Only a few days to go: We’re raising £25,000 to keep TheyWorkForYou running and make sure people across the UK can hold their elected representatives to account.

Donate to our crowdfunder

Motion to Take Note (Continued)

Part of Comprehensive Spending Review – in the House of Lords at 8:30 pm on 1st November 2010.

Alert me about debates like this

Photo of Lord Plumb Lord Plumb Conservative 8:30 pm, 1st November 2010

My Lords, we have had the privilege of listening to some interesting, varied and sometimes provocative speeches today, but I have not yet heard anyone speak of British agriculture, which is the one group that can really help our country's economy. I am proud to be involved in British agriculture-I declare my interest as a farmer-so I will speak on the spending review's implications for agriculture and horticulture as well as for the future role of the Department for Environment, Food and Rural Affairs, which faces substantial cuts. We have to examine where those cuts will come and what effect they may have.

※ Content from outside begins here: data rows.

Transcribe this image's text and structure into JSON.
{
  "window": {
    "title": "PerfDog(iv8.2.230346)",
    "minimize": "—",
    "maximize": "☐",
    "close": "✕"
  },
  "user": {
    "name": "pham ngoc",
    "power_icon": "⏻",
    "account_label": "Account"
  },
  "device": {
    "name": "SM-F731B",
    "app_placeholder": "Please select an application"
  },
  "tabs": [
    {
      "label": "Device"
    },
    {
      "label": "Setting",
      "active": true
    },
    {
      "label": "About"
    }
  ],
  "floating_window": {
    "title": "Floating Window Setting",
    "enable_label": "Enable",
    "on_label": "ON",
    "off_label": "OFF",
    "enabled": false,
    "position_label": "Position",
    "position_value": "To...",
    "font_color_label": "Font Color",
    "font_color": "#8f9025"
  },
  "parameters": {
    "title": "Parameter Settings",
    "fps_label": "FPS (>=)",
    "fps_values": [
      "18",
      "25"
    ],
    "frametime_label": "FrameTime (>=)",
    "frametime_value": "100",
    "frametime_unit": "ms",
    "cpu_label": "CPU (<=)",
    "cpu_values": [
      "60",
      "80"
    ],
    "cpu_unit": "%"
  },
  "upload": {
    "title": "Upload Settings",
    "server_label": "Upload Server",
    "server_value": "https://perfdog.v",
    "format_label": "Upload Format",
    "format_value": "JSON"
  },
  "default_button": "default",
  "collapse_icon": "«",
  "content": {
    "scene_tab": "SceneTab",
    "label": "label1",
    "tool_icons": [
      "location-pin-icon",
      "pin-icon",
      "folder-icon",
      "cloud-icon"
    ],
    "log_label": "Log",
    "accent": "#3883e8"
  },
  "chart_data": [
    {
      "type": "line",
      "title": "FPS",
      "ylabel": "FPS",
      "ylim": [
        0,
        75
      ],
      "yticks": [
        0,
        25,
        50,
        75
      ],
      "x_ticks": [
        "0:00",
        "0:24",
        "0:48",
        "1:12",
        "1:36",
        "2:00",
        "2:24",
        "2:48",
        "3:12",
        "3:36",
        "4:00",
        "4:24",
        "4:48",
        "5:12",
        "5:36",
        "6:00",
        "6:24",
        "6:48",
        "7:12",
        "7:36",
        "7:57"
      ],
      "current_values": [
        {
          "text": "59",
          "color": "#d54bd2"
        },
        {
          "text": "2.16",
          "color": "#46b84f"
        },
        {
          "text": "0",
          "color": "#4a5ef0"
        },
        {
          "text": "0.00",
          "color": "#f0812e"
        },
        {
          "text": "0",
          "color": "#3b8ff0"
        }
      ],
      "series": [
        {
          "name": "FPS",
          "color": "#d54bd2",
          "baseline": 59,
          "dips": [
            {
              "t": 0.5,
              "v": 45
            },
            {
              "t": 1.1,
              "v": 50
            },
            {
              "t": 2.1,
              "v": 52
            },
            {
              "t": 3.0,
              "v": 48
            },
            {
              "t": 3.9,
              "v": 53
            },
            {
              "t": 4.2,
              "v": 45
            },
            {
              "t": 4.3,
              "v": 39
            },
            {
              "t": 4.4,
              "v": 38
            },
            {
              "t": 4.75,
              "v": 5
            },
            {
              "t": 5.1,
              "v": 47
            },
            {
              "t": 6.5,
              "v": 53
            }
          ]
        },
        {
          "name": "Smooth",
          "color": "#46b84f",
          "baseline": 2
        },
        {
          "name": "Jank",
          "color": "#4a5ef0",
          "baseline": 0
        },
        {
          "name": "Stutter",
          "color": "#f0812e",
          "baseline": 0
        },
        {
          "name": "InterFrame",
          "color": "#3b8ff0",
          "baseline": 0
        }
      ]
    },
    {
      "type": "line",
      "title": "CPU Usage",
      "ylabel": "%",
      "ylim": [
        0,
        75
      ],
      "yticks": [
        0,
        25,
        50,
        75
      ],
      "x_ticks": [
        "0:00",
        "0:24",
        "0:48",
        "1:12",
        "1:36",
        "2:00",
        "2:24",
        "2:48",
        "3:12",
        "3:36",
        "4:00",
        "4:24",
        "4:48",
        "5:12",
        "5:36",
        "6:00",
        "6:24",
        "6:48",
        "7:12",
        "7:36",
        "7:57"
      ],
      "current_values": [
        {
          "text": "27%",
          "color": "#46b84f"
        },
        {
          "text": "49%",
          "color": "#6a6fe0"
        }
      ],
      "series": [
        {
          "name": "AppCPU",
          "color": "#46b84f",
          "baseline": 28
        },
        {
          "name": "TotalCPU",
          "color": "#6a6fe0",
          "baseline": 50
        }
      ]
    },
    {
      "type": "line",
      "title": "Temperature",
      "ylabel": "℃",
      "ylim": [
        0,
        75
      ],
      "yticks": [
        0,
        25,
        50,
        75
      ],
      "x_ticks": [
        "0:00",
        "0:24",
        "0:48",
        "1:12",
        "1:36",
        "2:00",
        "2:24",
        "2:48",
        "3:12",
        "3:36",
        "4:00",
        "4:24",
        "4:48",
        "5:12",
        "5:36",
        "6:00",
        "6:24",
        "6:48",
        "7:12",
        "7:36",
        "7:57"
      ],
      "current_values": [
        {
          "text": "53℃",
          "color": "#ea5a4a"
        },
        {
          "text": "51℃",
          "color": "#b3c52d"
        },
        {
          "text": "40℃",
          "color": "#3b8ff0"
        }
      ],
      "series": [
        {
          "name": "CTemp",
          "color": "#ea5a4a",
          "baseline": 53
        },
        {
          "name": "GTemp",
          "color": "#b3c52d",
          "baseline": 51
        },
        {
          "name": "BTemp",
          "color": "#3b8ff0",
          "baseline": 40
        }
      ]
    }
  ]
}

Defra has not always been the flavour of the month with many farmers because the unnecessary complications in the single farm payment and the rural development schemes cause burdensome expense. Every tree, building, rock, hedge, ditch, pole or pond that impinges on grazing or cropping areas has to be identified as a result of the gold-plating of European policies. I hope that, following the spending review and the reduction in bureaucracy and red tape, farmers can get on with their farming and show much more effectively and clearly the economic value of food and energy production to the nation, through growth, efficiency and innovation.

However, it is necessary to look way beyond the farm gate to the food chain as a whole. Collectively, the agrifood sector accounts for 6.7 per cent of the total economy of this country and generates some £85 billion in GVA to the United Kingdom economy. Many people are surprised to learn that 3.6 million people are employed in agriculture, which equates to 14 per cent of total employment in this country. The United Kingdom food and drink industry accounts for 5 per cent of total exports, with over £14 billion generated through overseas sales last year.

The credit crunch has awakened food patriotism among consumers and has increased dedicated supply chains, which are a feature of the agrifood sector. We know that farmers are more aware than most of the challenges of limited resources and climate change. Farmers recognise that they can contribute to developing renewable energy markets and emerging technologies. The biofuel market is a classic example. That market is developing very quickly-we should catch up with some other European countries before too long-and is often delayed only by planning consent.

We recognise that Defra has undergone substantial restructuring in recent years, so it is important to determine its future structure as soon as possible. There is obvious uncertainty and speculation among the bodies under review, including the Agriculture and Horticulture Development Board, the Environment Agency and Natural England. Natural England plays an important part in teaching through school visits to farms. I speak from experience, as 34 schools have adopted my son's farm so that children can see what is going on in the countryside. At the same time, it is appropriate for Government to restructure antiquated regimes, such as the Agricultural Wages Board, and to refocus spending priorities and delivery.

I have many questions for the Minister about the details of the spending cuts that I know are under consideration. With a 33 per cent cut in expenditure, am I correct in assuming that £174 million will come from a reduction in running costs? What are the savings in administration? Money is overdue for payment from Brussels for the higher level scheme. Will that be delayed? Farmers are telling me that the scheme has already been delayed for some considerable time. Will the savings on the rural development programme of £66 million apply just to the environment scheme? If the sterling-euro exchange rate is a factor, is there any provision for unexpected movement? What exactly are the department's spending commitments on animal health? One could go on with these questions, which have to be put.

Minister, I do not expect an answer tonight, but please take note of those questions, because they are real and they are being asked. I hope that in doing so, you will know that farming is at the heart of the financial recovery and is willing to play its part in doing everything possible to reduce the deficit. I am confident that it will.